Anabolic steroids are used for some medical conditions, but people also use them illegally in some sports settings. They use them to boost muscle mass, performance, and endurance and to shorten recovery time between workouts.
The drugs are artificially derived from the main male hormone testosterone. Testosterone is important for promoting and maintaining muscle growth and developing secondary male sex characteristics, such as a deepening voice and facial hair.
Anabolic steroids, also called anabolic-androgenic steroids (AASs), can build muscle and improve athletic performance, but they can also have significant adverse effects, especially when used incorrectly.
Long-term, non-medical uses are linked to heart problems, unwanted physical changes, and aggression. There is growing concern worldwide about the non-medical use of steroids and its effects.
Street names include Arnolds, gym candy, pumpers, roids, and stackers.
Fast facts on anabolic steroids
Steroids are sometimes used in medicine, but illegal use of AASs may involve doses 10 to 100 times higher than the normal prescription dose.
In the United States, AASs need a prescription, but this is not the case in many countries.
All synthetic steroids combine muscle-building effects with the development of secondary male sexual characteristics.
AAS use has been linked to a higher risk of heart attack or stroke.
What are anabolic steroids?
AASs are synthetic versions of the primary male hormone, testosterone.

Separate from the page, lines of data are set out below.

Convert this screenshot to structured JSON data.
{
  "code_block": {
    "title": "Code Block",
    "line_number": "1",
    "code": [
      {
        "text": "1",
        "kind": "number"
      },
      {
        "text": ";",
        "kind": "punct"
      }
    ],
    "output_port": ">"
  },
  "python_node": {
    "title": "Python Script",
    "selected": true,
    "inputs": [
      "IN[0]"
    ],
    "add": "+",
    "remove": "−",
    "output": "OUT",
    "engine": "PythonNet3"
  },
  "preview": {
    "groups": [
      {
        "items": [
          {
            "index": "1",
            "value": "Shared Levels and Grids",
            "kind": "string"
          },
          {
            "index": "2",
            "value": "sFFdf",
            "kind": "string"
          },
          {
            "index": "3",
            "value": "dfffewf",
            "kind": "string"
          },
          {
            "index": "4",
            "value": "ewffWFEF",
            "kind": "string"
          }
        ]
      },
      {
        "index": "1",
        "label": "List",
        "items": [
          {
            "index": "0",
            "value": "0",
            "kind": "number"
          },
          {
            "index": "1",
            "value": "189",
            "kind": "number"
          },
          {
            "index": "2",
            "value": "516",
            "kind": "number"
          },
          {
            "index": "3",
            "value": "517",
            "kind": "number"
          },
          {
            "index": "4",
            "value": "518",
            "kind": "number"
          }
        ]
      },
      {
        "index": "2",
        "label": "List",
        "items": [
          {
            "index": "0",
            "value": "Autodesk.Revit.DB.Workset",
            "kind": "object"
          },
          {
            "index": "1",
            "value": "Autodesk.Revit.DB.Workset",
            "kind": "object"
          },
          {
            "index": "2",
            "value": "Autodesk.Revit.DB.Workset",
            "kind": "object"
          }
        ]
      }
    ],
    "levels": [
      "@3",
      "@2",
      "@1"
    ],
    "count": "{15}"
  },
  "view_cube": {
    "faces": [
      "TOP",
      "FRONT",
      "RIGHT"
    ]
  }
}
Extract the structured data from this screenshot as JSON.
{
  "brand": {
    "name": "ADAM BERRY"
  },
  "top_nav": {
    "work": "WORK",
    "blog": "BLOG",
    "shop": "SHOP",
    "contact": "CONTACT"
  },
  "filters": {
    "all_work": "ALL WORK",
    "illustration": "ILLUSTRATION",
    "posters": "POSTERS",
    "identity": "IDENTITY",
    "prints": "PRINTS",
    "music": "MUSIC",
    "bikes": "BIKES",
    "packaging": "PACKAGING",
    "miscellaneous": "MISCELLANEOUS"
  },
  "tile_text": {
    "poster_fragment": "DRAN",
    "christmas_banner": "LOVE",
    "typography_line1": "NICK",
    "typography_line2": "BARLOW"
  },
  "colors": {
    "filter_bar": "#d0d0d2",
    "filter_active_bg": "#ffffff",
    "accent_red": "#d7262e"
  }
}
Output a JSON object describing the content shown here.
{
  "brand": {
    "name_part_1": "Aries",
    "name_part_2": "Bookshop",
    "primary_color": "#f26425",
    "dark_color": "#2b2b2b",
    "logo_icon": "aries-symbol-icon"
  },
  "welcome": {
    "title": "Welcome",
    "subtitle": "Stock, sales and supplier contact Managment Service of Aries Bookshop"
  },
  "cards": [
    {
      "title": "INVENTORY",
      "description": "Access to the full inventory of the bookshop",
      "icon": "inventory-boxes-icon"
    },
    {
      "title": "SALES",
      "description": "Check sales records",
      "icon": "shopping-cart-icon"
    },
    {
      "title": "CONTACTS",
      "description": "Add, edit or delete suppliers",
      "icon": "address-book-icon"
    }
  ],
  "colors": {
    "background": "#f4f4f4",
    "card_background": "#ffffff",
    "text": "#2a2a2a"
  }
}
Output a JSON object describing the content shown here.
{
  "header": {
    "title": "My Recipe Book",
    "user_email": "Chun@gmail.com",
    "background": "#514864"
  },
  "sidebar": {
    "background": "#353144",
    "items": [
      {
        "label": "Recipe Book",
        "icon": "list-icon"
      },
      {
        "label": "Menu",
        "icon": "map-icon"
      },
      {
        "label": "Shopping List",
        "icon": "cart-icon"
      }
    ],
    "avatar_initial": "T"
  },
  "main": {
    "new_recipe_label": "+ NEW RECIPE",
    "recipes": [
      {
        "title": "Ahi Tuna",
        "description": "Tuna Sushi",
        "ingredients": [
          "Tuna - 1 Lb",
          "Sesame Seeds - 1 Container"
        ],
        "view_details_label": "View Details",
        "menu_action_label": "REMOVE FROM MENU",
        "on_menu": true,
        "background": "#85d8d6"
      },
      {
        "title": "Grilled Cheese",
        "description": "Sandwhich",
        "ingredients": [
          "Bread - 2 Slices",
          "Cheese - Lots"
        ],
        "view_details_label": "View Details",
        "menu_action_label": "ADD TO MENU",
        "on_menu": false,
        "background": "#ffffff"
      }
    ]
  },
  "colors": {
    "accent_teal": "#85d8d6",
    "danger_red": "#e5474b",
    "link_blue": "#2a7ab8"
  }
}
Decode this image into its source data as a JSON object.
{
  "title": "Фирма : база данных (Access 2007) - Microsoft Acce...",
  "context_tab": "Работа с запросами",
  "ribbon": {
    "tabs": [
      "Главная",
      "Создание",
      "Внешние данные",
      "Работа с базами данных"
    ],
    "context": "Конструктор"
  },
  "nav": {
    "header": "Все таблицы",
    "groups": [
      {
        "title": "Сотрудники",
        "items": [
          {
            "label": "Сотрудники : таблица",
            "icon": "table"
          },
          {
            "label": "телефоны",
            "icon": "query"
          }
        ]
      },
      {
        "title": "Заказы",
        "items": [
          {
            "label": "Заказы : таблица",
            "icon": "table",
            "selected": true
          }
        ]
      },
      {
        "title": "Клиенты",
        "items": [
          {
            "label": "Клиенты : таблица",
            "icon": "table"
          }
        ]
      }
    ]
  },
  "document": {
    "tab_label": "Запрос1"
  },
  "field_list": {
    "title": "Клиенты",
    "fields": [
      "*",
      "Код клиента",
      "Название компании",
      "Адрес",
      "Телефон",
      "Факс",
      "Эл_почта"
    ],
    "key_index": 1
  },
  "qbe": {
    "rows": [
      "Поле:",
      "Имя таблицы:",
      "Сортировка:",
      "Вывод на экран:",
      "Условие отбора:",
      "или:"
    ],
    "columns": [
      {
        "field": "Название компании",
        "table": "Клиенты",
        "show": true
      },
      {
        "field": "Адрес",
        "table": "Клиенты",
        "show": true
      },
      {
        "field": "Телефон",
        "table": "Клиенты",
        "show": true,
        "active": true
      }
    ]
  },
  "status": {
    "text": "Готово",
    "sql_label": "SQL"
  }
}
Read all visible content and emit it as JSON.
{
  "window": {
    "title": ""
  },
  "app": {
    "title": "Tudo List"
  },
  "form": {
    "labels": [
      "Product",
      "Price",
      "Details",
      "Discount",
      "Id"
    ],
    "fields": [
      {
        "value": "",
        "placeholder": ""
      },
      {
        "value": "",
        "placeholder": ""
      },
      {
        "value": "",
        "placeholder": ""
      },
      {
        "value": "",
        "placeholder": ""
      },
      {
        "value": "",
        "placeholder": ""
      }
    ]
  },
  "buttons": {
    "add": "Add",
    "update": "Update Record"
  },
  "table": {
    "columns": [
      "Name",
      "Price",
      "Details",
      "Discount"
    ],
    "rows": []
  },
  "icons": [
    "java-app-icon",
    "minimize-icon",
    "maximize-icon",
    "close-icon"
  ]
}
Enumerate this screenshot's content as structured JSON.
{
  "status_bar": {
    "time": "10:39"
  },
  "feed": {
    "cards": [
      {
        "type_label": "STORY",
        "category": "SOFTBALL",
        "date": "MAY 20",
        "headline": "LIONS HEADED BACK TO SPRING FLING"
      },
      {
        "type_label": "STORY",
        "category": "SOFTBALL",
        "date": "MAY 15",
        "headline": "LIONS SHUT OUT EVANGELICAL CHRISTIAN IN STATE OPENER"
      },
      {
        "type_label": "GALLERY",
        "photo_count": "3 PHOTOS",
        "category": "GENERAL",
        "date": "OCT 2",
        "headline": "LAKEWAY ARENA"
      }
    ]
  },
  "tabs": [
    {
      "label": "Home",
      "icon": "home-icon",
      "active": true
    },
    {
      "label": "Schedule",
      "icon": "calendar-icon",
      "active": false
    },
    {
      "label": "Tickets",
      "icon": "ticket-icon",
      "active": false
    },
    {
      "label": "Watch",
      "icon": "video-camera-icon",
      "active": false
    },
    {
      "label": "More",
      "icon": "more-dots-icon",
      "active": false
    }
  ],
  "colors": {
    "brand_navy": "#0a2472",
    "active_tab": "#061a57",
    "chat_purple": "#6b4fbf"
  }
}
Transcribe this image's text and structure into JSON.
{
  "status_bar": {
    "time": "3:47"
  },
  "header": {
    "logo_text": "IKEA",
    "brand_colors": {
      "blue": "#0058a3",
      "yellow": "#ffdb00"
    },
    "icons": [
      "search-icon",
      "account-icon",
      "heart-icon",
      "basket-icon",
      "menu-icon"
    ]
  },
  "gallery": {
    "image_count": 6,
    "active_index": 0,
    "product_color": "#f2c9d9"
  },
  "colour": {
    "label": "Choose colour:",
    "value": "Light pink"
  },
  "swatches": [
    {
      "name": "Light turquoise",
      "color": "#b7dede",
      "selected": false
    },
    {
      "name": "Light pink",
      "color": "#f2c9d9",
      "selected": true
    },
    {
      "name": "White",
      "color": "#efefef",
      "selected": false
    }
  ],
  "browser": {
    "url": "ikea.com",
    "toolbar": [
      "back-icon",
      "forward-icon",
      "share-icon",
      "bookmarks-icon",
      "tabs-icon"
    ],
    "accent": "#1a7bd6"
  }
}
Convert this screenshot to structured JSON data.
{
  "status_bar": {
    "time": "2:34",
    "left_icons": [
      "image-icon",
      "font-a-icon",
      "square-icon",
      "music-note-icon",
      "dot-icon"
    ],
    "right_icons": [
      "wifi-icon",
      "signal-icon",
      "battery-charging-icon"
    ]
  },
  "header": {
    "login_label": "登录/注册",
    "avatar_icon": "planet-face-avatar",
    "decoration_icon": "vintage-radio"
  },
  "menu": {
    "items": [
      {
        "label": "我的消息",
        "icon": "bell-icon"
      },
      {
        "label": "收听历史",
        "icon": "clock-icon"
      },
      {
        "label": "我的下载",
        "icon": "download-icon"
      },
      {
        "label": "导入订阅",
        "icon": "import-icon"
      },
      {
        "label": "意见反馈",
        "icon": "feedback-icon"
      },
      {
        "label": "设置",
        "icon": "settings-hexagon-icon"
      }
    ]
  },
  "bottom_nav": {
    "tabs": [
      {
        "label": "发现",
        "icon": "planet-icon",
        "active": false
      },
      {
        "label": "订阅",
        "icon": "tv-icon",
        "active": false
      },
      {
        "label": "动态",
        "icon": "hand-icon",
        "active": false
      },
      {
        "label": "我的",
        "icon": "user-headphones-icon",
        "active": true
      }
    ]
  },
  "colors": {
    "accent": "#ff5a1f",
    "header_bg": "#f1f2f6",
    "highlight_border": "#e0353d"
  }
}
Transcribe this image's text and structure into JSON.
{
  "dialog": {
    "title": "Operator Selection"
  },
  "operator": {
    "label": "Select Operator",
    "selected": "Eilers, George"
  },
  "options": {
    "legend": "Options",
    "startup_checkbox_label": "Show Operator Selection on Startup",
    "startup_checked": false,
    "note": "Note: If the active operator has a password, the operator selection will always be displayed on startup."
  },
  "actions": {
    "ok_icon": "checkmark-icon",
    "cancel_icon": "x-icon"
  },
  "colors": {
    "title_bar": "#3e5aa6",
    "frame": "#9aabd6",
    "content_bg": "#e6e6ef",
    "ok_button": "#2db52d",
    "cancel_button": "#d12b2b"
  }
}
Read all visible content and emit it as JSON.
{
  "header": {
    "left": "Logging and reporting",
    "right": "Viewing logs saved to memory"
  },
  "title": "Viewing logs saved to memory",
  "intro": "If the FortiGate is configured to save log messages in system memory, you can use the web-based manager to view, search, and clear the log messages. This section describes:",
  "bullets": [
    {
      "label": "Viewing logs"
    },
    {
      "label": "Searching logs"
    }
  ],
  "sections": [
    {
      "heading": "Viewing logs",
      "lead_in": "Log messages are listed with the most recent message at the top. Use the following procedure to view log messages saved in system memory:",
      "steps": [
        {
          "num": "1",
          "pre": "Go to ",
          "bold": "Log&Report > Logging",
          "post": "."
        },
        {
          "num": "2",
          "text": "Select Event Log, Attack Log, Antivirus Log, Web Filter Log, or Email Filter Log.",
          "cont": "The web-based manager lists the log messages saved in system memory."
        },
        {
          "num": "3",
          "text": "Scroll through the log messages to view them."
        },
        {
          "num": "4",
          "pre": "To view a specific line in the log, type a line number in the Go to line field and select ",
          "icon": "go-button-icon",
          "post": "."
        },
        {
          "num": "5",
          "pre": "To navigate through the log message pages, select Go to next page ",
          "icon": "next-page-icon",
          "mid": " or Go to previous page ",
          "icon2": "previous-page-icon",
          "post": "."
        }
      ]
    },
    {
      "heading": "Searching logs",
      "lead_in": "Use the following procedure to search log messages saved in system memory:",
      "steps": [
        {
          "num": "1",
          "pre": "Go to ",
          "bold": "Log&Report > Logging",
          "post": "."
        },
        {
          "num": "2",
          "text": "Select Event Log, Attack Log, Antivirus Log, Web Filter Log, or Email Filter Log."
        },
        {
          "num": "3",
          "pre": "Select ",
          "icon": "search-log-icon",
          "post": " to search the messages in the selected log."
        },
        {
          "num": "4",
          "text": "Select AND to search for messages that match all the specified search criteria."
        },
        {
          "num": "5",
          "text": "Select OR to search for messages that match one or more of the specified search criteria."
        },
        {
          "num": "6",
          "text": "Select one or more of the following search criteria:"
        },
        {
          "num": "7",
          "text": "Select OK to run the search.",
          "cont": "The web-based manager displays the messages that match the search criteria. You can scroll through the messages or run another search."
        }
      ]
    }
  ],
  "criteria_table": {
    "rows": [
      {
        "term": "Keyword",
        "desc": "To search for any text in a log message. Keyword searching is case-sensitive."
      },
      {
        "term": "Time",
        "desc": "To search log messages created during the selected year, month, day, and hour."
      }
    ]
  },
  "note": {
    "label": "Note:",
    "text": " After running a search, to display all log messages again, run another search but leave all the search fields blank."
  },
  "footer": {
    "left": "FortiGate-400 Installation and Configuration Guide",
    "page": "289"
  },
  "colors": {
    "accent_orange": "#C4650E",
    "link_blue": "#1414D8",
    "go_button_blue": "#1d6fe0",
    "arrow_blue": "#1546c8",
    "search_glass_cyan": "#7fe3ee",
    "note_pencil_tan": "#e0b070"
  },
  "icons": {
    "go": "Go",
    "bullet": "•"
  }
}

They affect many parts of the body, including the muscles, bones, hair follicles, liver, kidneys, blood, immune system, reproductive system and the central nervous system.
During puberty, increases in testosterone levels enable the development of characteristics such as facial and body hair growth, increased height and muscle mass, a deepening voice, and the sex drive.
Testosterone can also contribute to competitiveness, self-esteem, and aggressiveness.
How do people use them?
Continuous use of AASs can lead to problems such as tolerance. They may even cause the body to stop producing its own testosterone.
Some people use AASs continuously, but others try to minimize their possible adverse effects through different patterns of use.
Cycling: The person takes AASs in cycles of 6 to 12 weeks (known as the “on” period), followed by 4 weeks to several months off.
Stacking: Users combine several different types of steroids or incorporate other supplements in an attempt to maximize the effectiveness of the steroids. This is called “stacking.”
Pyramiding: Some users gradually increase the dose to a peak, then reduce the amount.
However, there is no evidence that these methods reduce the risks.